§ **YOUR OBJECTIVE**
Your task is to give the data again, exactly, with every line intact.

§ **EXCERPTED RECORDS**
==========
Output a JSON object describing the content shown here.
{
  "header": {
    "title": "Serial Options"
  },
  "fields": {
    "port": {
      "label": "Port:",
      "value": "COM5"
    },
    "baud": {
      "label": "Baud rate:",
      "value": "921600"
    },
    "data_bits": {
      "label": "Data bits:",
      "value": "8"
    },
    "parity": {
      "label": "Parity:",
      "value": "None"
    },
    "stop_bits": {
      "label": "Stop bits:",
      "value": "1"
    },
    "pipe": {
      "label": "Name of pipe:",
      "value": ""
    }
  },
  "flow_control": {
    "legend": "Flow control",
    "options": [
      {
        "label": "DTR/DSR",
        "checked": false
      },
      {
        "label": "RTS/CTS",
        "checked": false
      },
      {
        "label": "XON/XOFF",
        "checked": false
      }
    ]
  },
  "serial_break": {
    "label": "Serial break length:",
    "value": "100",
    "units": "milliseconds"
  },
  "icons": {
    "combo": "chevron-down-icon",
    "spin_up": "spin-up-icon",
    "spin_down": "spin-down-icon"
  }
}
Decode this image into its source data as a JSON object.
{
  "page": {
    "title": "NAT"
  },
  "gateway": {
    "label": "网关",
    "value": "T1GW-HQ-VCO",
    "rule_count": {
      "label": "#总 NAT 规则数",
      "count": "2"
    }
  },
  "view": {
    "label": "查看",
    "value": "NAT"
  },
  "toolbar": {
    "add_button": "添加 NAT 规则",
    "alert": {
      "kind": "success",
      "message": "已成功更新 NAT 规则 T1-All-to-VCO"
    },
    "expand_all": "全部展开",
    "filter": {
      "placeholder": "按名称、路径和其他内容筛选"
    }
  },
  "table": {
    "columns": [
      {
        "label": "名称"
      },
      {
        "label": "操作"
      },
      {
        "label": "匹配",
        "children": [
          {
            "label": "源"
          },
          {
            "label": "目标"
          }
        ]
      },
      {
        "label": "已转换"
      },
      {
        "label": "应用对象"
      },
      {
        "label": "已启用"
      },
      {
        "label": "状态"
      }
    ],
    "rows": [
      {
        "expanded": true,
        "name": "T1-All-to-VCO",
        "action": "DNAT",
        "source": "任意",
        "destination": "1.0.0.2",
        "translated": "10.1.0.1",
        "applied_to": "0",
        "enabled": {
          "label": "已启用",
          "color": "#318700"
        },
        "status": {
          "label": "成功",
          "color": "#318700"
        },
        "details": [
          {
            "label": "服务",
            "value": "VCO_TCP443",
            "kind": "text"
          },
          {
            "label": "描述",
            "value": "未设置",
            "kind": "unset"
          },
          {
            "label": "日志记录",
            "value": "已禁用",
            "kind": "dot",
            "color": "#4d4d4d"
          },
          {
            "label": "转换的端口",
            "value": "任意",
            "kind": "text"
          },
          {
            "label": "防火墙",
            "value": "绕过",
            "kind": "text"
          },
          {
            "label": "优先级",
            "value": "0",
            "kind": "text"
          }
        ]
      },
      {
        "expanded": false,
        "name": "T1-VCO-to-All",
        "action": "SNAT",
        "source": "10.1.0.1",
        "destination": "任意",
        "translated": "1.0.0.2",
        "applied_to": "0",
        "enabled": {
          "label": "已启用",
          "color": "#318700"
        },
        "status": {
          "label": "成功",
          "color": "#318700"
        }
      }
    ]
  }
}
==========
§ **FINISHED TASK**
Output a JSON object describing the content shown here.
{
  "header": {
    "title": "Serial Options"
  },
  "fields": {
    "port": {
      "label": "Port:",
      "value": "COM5"
    },
    "baud": {
      "label": "Baud rate:",
      "value": "921600"
    },
    "data_bits": {
      "label": "Data bits:",
      "value": "8"
    },
    "parity": {
      "label": "Parity:",
      "value": "None"
    },
    "stop_bits": {
      "label": "Stop bits:",
      "value": "1"
    },
    "pipe": {
      "label": "Name of pipe:",
      "value": ""
    }
  },
  "flow_control": {
    "legend": "Flow control",
    "options": [
      {
        "label": "DTR/DSR",
        "checked": false
      },
      {
        "label": "RTS/CTS",
        "checked": false
      },
      {
        "label": "XON/XOFF",
        "checked": false
      }
    ]
  },
  "serial_break": {
    "label": "Serial break length:",
    "value": "100",
    "units": "milliseconds"
  },
  "icons": {
    "combo": "chevron-down-icon",
    "spin_up": "spin-up-icon",
    "spin_down": "spin-down-icon"
  }
}
Decode this image into its source data as a JSON object.
{
  "page": {
    "title": "NAT"
  },
  "gateway": {
    "label": "网关",
    "value": "T1GW-HQ-VCO",
    "rule_count": {
      "label": "#总 NAT 规则数",
      "count": "2"
    }
  },
  "view": {
    "label": "查看",
    "value": "NAT"
  },
  "toolbar": {
    "add_button": "添加 NAT 规则",
    "alert": {
      "kind": "success",
      "message": "已成功更新 NAT 规则 T1-All-to-VCO"
    },
    "expand_all": "全部展开",
    "filter": {
      "placeholder": "按名称、路径和其他内容筛选"
    }
  },
  "table": {
    "columns": [
      {
        "label": "名称"
      },
      {
        "label": "操作"
      },
      {
        "label": "匹配",
        "children": [
          {
            "label": "源"
          },
          {
            "label": "目标"
          }
        ]
      },
      {
        "label": "已转换"
      },
      {
        "label": "应用对象"
      },
      {
        "label": "已启用"
      },
      {
        "label": "状态"
      }
    ],
    "rows": [
      {
        "expanded": true,
        "name": "T1-All-to-VCO",
        "action": "DNAT",
        "source": "任意",
        "destination": "1.0.0.2",
        "translated": "10.1.0.1",
        "applied_to": "0",
        "enabled": {
          "label": "已启用",
          "color": "#318700"
        },
        "status": {
          "label": "成功",
          "color": "#318700"
        },
        "details": [
          {
            "label": "服务",
            "value": "VCO_TCP443",
            "kind": "text"
          },
          {
            "label": "描述",
            "value": "未设置",
            "kind": "unset"
          },
          {
            "label": "日志记录",
            "value": "已禁用",
            "kind": "dot",
            "color": "#4d4d4d"
          },
          {
            "label": "转换的端口",
            "value": "任意",
            "kind": "text"
          },
          {
            "label": "防火墙",
            "value": "绕过",
            "kind": "text"
          },
          {
            "label": "优先级",
            "value": "0",
            "kind": "text"
          }
        ]
      },
      {
        "expanded": false,
        "name": "T1-VCO-to-All",
        "action": "SNAT",
        "source": "10.1.0.1",
        "destination": "任意",
        "translated": "1.0.0.2",
        "applied_to": "0",
        "enabled": {
          "label": "已启用",
          "color": "#318700"
        },
        "status": {
          "label": "成功",
          "color": "#318700"
        }
      }
    ]
  }
}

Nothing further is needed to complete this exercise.